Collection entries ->
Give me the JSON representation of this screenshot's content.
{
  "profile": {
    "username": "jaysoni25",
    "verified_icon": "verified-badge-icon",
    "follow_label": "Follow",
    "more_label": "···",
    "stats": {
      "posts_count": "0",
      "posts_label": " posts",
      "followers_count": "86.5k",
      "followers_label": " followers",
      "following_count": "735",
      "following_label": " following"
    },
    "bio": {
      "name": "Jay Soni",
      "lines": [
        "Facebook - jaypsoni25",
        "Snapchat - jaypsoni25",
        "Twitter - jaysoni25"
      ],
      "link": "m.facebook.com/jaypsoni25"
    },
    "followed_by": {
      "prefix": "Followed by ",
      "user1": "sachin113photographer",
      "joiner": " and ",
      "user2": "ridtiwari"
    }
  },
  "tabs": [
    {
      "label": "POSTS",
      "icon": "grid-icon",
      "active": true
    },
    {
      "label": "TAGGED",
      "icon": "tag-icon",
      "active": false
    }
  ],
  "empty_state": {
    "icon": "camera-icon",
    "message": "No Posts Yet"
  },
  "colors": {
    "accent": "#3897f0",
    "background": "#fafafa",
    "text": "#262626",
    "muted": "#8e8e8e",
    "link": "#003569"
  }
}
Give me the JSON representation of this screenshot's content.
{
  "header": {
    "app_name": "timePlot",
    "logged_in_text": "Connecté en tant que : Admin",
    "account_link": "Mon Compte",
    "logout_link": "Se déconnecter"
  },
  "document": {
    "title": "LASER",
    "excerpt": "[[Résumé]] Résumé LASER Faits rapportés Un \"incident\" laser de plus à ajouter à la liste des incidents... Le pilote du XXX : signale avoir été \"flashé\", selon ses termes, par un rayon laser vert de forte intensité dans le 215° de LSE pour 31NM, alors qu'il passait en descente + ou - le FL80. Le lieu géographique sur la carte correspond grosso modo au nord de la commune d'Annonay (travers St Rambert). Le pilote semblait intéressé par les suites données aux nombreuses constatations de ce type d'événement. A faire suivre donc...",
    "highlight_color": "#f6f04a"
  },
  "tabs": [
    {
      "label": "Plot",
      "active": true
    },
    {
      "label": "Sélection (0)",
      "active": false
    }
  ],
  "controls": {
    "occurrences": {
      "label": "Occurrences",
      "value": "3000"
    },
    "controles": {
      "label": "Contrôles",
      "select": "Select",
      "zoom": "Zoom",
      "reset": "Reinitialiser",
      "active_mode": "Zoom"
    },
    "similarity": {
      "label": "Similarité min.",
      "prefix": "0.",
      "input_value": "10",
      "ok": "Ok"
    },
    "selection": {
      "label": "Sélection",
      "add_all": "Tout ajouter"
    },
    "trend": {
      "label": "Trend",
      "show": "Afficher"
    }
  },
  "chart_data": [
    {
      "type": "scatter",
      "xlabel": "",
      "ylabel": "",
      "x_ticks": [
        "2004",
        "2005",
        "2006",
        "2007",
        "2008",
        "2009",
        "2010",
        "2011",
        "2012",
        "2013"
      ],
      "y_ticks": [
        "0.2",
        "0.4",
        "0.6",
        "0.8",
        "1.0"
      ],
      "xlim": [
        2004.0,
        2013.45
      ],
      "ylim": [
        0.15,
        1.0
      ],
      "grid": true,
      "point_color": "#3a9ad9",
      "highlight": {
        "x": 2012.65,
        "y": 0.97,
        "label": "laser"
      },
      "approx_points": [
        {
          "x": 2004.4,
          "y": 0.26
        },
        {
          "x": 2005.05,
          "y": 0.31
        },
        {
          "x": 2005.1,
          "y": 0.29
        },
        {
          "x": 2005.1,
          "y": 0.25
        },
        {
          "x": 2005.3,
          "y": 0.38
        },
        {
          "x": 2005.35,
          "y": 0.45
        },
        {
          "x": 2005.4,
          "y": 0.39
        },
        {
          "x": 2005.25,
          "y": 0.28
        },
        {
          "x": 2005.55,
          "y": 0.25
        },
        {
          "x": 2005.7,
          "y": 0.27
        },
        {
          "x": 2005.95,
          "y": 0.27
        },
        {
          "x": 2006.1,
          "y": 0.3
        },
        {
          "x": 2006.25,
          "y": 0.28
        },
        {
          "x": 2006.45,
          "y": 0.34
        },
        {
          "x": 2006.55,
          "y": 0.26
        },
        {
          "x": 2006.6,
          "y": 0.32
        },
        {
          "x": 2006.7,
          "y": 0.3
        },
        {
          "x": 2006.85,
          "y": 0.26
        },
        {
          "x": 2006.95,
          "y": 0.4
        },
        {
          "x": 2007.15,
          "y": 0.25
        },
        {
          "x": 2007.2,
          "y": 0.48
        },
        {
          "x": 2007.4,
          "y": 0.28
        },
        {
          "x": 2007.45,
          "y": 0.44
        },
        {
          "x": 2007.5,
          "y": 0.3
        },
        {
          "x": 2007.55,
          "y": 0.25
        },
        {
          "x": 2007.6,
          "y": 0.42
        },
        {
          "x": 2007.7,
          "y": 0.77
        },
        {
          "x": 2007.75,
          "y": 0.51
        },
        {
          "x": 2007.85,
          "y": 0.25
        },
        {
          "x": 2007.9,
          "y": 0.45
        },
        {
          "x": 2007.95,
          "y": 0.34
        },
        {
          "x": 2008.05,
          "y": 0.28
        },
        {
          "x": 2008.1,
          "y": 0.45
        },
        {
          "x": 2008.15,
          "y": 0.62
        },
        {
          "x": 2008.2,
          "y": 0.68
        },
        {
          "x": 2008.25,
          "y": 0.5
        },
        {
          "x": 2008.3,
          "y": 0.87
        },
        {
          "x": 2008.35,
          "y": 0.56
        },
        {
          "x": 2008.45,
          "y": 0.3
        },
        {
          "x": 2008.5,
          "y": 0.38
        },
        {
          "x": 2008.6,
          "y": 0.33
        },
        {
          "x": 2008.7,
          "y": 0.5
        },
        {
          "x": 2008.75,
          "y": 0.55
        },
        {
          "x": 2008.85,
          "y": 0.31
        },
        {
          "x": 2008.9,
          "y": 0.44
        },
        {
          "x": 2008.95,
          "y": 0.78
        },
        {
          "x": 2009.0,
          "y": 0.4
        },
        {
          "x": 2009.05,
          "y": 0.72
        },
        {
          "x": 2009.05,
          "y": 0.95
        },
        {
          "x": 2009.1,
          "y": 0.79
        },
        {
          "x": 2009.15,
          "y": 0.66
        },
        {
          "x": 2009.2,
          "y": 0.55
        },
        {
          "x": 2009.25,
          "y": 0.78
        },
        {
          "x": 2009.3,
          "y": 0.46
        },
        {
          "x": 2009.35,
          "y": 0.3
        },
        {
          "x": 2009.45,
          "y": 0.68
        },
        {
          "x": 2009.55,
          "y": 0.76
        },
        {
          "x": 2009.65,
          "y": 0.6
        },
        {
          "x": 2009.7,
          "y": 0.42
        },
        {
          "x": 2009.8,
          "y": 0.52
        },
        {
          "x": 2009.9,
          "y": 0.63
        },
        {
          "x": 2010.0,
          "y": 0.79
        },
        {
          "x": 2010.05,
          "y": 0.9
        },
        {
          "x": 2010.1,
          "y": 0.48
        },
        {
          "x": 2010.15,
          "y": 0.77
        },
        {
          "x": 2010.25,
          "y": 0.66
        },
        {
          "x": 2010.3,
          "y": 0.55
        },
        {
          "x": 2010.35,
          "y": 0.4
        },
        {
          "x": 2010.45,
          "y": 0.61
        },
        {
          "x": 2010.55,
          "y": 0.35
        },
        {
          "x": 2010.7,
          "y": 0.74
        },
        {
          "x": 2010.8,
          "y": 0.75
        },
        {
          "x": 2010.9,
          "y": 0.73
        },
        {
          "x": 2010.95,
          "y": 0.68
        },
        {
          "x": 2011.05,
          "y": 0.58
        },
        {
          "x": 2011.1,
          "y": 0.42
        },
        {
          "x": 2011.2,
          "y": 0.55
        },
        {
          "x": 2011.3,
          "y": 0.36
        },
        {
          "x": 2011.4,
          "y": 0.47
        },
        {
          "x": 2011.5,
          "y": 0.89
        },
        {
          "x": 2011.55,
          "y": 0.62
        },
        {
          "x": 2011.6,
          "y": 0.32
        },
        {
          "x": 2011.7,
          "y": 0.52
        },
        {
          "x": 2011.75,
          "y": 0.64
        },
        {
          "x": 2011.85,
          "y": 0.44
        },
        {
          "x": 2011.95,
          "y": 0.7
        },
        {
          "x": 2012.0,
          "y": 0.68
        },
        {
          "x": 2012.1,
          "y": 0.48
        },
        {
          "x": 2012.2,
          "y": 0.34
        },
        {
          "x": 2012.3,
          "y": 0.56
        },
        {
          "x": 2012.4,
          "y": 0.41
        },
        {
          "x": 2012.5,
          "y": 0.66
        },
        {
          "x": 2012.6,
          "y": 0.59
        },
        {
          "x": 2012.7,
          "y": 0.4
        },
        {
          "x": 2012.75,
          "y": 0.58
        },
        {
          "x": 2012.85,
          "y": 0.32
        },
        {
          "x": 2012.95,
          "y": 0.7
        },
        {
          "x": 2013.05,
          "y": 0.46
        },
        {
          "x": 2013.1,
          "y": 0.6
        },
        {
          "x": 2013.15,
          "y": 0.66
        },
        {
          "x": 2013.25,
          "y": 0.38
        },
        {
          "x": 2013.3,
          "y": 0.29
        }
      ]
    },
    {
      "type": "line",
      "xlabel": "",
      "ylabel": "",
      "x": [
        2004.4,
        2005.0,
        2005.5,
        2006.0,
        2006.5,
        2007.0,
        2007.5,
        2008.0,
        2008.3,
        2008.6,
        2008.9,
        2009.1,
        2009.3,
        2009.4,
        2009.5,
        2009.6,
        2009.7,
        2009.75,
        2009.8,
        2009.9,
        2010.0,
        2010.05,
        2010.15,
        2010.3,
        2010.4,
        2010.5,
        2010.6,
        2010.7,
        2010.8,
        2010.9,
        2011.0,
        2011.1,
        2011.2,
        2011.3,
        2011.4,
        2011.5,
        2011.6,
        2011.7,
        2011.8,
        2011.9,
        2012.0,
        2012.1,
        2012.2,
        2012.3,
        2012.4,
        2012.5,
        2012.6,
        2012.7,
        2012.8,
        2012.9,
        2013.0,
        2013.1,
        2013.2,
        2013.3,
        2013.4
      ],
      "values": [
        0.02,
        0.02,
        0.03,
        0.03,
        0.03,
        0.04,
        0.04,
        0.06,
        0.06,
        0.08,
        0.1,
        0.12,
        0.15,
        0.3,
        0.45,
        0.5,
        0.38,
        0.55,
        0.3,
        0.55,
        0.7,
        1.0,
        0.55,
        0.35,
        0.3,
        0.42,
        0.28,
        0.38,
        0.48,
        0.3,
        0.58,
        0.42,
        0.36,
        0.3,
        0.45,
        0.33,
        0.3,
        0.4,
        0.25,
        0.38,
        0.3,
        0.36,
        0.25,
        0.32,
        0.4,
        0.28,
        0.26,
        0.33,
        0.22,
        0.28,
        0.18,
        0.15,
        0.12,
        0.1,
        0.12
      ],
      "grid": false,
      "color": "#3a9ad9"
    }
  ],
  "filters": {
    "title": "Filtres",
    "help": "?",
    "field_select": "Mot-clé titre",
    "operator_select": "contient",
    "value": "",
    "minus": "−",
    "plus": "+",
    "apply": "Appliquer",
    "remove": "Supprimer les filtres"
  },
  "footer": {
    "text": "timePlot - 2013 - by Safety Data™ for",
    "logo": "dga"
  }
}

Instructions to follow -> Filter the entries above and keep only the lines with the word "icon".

Answer to this problem ->
    "verified_icon": "verified-badge-icon",
      "icon": "grid-icon",
      "icon": "tag-icon",
    "icon": "camera-icon",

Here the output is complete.